··· Working data ···

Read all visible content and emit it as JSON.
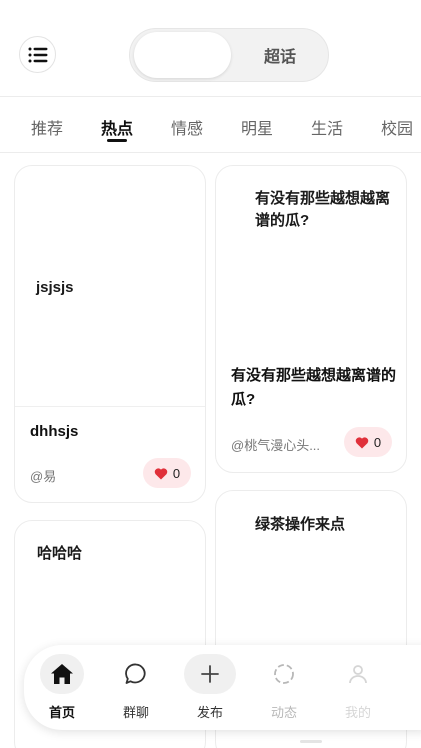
{
  "header": {
    "menu_icon": "hamburger-menu-icon",
    "segment": {
      "left_label": "",
      "right_label": "超话"
    }
  },
  "tabs": [
    {
      "label": "推荐",
      "active": false
    },
    {
      "label": "热点",
      "active": true
    },
    {
      "label": "情感",
      "active": false
    },
    {
      "label": "明星",
      "active": false
    },
    {
      "label": "生活",
      "active": false
    },
    {
      "label": "校园",
      "active": false
    }
  ],
  "cards": [
    {
      "cover_text": "jsjsjs",
      "title": "dhhsjs",
      "author": "@易",
      "likes": "0"
    },
    {
      "cover_text": "有没有那些越想越离谱的瓜?",
      "title": "有没有那些越想越离谱的瓜?",
      "author": "@桃气漫心头...",
      "likes": "0"
    },
    {
      "cover_text": "哈哈哈",
      "title": "",
      "author": "",
      "likes": ""
    },
    {
      "cover_text": "绿茶操作来点",
      "title": "",
      "author": "",
      "likes": ""
    }
  ],
  "bottom_nav": [
    {
      "label": "首页",
      "icon": "home-icon",
      "active": true
    },
    {
      "label": "群聊",
      "icon": "chat-bubble-icon",
      "active": false
    },
    {
      "label": "发布",
      "icon": "plus-icon",
      "active": false
    },
    {
      "label": "动态",
      "icon": "activity-icon",
      "active": false
    },
    {
      "label": "我的",
      "icon": "profile-icon",
      "active": false
    }
  ],
  "colors": {
    "like_bg": "#fde8ea",
    "heart": "#e0303a",
    "accent_text": "#111111"
  }
}
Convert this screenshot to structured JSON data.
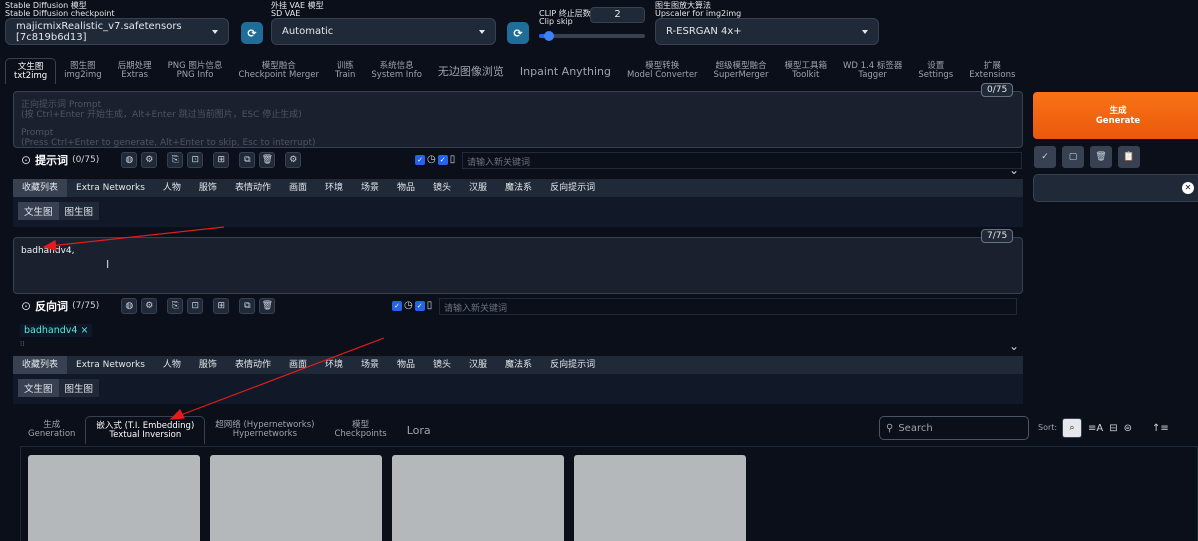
{
  "top": {
    "checkpoint": {
      "label_cn": "Stable Diffusion 模型",
      "label_en": "Stable Diffusion checkpoint",
      "value": "majicmixRealistic_v7.safetensors [7c819b6d13]"
    },
    "vae": {
      "label_cn": "外挂 VAE 模型",
      "label_en": "SD VAE",
      "value": "Automatic"
    },
    "clip": {
      "label_cn": "CLIP 终止层数",
      "label_en": "Clip skip",
      "value": "2",
      "slider_fraction": 0.08
    },
    "upscaler": {
      "label_cn": "图生图放大算法",
      "label_en": "Upscaler for img2img",
      "value": "R-ESRGAN 4x+"
    }
  },
  "tabs": [
    {
      "cn": "文生图",
      "en": "txt2img"
    },
    {
      "cn": "图生图",
      "en": "img2img"
    },
    {
      "cn": "后期处理",
      "en": "Extras"
    },
    {
      "cn": "PNG 图片信息",
      "en": "PNG Info"
    },
    {
      "cn": "模型融合",
      "en": "Checkpoint Merger"
    },
    {
      "cn": "训练",
      "en": "Train"
    },
    {
      "cn": "系统信息",
      "en": "System Info"
    },
    {
      "cn": "无边图像浏览",
      "en": ""
    },
    {
      "cn": "Inpaint Anything",
      "en": ""
    },
    {
      "cn": "模型转换",
      "en": "Model Converter"
    },
    {
      "cn": "超级模型融合",
      "en": "SuperMerger"
    },
    {
      "cn": "模型工具箱",
      "en": "Toolkit"
    },
    {
      "cn": "WD 1.4 标签器",
      "en": "Tagger"
    },
    {
      "cn": "设置",
      "en": "Settings"
    },
    {
      "cn": "扩展",
      "en": "Extensions"
    }
  ],
  "prompt": {
    "counter": "0/75",
    "placeholder_l1": "正向提示词 Prompt",
    "placeholder_l2": "(按 Ctrl+Enter 开始生成，Alt+Enter 跳过当前图片，ESC 停止生成)",
    "placeholder_l3": "Prompt",
    "placeholder_l4": "(Press Ctrl+Enter to generate, Alt+Enter to skip, Esc to interrupt)",
    "toolbar_label": "提示词",
    "toolbar_count": "(0/75)",
    "keyword_placeholder": "请输入新关键词"
  },
  "negative": {
    "counter": "7/75",
    "value": "badhandv4,",
    "toolbar_label": "反向词",
    "toolbar_count": "(7/75)",
    "keyword_placeholder": "请输入新关键词",
    "tag": "badhandv4 ×"
  },
  "categories": [
    "收藏列表",
    "Extra Networks",
    "人物",
    "服饰",
    "表情动作",
    "画面",
    "环境",
    "场景",
    "物品",
    "镜头",
    "汉服",
    "魔法系",
    "反向提示词"
  ],
  "sub_tabs": [
    "文生图",
    "图生图"
  ],
  "generate": {
    "cn": "生成",
    "en": "Generate"
  },
  "network_tabs": [
    {
      "cn": "生成",
      "en": "Generation"
    },
    {
      "cn": "嵌入式 (T.I. Embedding)",
      "en": "Textual Inversion"
    },
    {
      "cn": "超网络 (Hypernetworks)",
      "en": "Hypernetworks"
    },
    {
      "cn": "模型",
      "en": "Checkpoints"
    },
    {
      "cn": "Lora",
      "en": ""
    }
  ],
  "search": {
    "placeholder": "Search"
  },
  "sort_label": "Sort:",
  "colors": {
    "accent_orange": "#ea580c",
    "bg": "#0b0f19",
    "arrow": "#e11d1d"
  }
}
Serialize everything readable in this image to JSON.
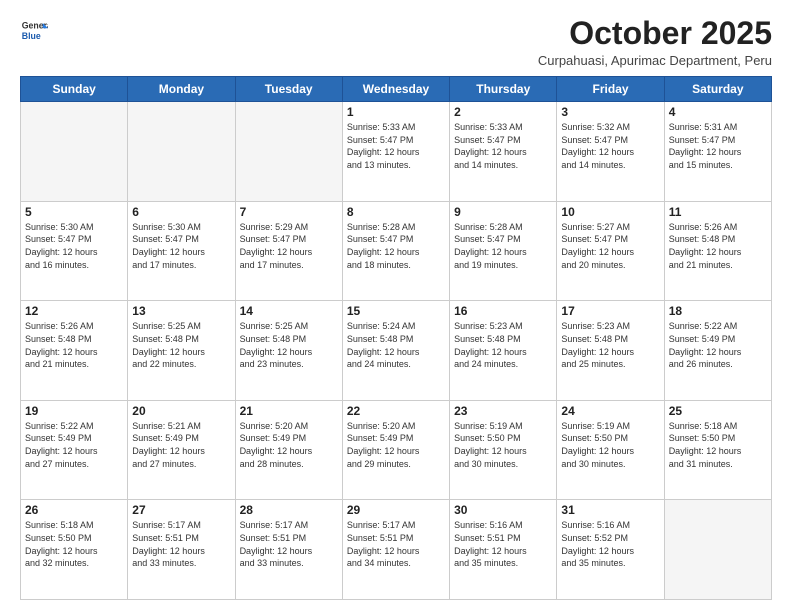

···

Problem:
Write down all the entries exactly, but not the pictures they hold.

Task response:
Read all visible content and emit it as JSON.
{
  "header": {
    "menu_icon": "hamburger-menu-icon",
    "segment": {
      "left_label": "",
      "right_label": "超话"
    }
  },
  "tabs": [
    {
      "label": "推荐",
      "active": false
    },
    {
      "label": "热点",
      "active": true
    },
    {
      "label": "情感",
      "active": false
    },
    {
      "label": "明星",
      "active": false
    },
    {
      "label": "生活",
      "active": false
    },
    {
      "label": "校园",
      "active": false
    }
  ],
  "cards": [
    {
      "cover_text": "jsjsjs",
      "title": "dhhsjs",
      "author": "@易",
      "likes": "0"
    },
    {
      "cover_text": "有没有那些越想越离谱的瓜?",
      "title": "有没有那些越想越离谱的瓜?",
      "author": "@桃气漫心头...",
      "likes": "0"
    },
    {
      "cover_text": "哈哈哈",
      "title": "",
      "author": "",
      "likes": ""
    },
    {
      "cover_text": "绿茶操作来点",
      "title": "",
      "author": "",
      "likes": ""
    }
  ],
  "bottom_nav": [
    {
      "label": "首页",
      "icon": "home-icon",
      "active": true
    },
    {
      "label": "群聊",
      "icon": "chat-bubble-icon",
      "active": false
    },
    {
      "label": "发布",
      "icon": "plus-icon",
      "active": false
    },
    {
      "label": "动态",
      "icon": "activity-icon",
      "active": false
    },
    {
      "label": "我的",
      "icon": "profile-icon",
      "active": false
    }
  ],
  "colors": {
    "like_bg": "#fde8ea",
    "heart": "#e0303a",
    "accent_text": "#111111"
  }
}
Convert this screenshot to structured JSON data.
{
  "top": {
    "checkpoint": {
      "label_cn": "Stable Diffusion 模型",
      "label_en": "Stable Diffusion checkpoint",
      "value": "majicmixRealistic_v7.safetensors [7c819b6d13]"
    },
    "vae": {
      "label_cn": "外挂 VAE 模型",
      "label_en": "SD VAE",
      "value": "Automatic"
    },
    "clip": {
      "label_cn": "CLIP 终止层数",
      "label_en": "Clip skip",
      "value": "2",
      "slider_fraction": 0.08
    },
    "upscaler": {
      "label_cn": "图生图放大算法",
      "label_en": "Upscaler for img2img",
      "value": "R-ESRGAN 4x+"
    }
  },
  "tabs": [
    {
      "cn": "文生图",
      "en": "txt2img"
    },
    {
      "cn": "图生图",
      "en": "img2img"
    },
    {
      "cn": "后期处理",
      "en": "Extras"
    },
    {
      "cn": "PNG 图片信息",
      "en": "PNG Info"
    },
    {
      "cn": "模型融合",
      "en": "Checkpoint Merger"
    },
    {
      "cn": "训练",
      "en": "Train"
    },
    {
      "cn": "系统信息",
      "en": "System Info"
    },
    {
      "cn": "无边图像浏览",
      "en": ""
    },
    {
      "cn": "Inpaint Anything",
      "en": ""
    },
    {
      "cn": "模型转换",
      "en": "Model Converter"
    },
    {
      "cn": "超级模型融合",
      "en": "SuperMerger"
    },
    {
      "cn": "模型工具箱",
      "en": "Toolkit"
    },
    {
      "cn": "WD 1.4 标签器",
      "en": "Tagger"
    },
    {
      "cn": "设置",
      "en": "Settings"
    },
    {
      "cn": "扩展",
      "en": "Extensions"
    }
  ],
  "prompt": {
    "counter": "0/75",
    "placeholder_l1": "正向提示词 Prompt",
    "placeholder_l2": "(按 Ctrl+Enter 开始生成，Alt+Enter 跳过当前图片，ESC 停止生成)",
    "placeholder_l3": "Prompt",
    "placeholder_l4": "(Press Ctrl+Enter to generate, Alt+Enter to skip, Esc to interrupt)",
    "toolbar_label": "提示词",
    "toolbar_count": "(0/75)",
    "keyword_placeholder": "请输入新关键词"
  },
  "negative": {
    "counter": "7/75",
    "value": "badhandv4,",
    "toolbar_label": "反向词",
    "toolbar_count": "(7/75)",
    "keyword_placeholder": "请输入新关键词",
    "tag": "badhandv4 ×"
  },
  "categories": [
    "收藏列表",
    "Extra Networks",
    "人物",
    "服饰",
    "表情动作",
    "画面",
    "环境",
    "场景",
    "物品",
    "镜头",
    "汉服",
    "魔法系",
    "反向提示词"
  ],
  "sub_tabs": [
    "文生图",
    "图生图"
  ],
  "generate": {
    "cn": "生成",
    "en": "Generate"
  },
  "network_tabs": [
    {
      "cn": "生成",
      "en": "Generation"
    },
    {
      "cn": "嵌入式 (T.I. Embedding)",
      "en": "Textual Inversion"
    },
    {
      "cn": "超网络 (Hypernetworks)",
      "en": "Hypernetworks"
    },
    {
      "cn": "模型",
      "en": "Checkpoints"
    },
    {
      "cn": "Lora",
      "en": ""
    }
  ],
  "search": {
    "placeholder": "Search"
  },
  "sort_label": "Sort:",
  "colors": {
    "accent_orange": "#ea580c",
    "bg": "#0b0f19",
    "arrow": "#e11d1d"
  }
}
Serialize everything readable in this image to JSON.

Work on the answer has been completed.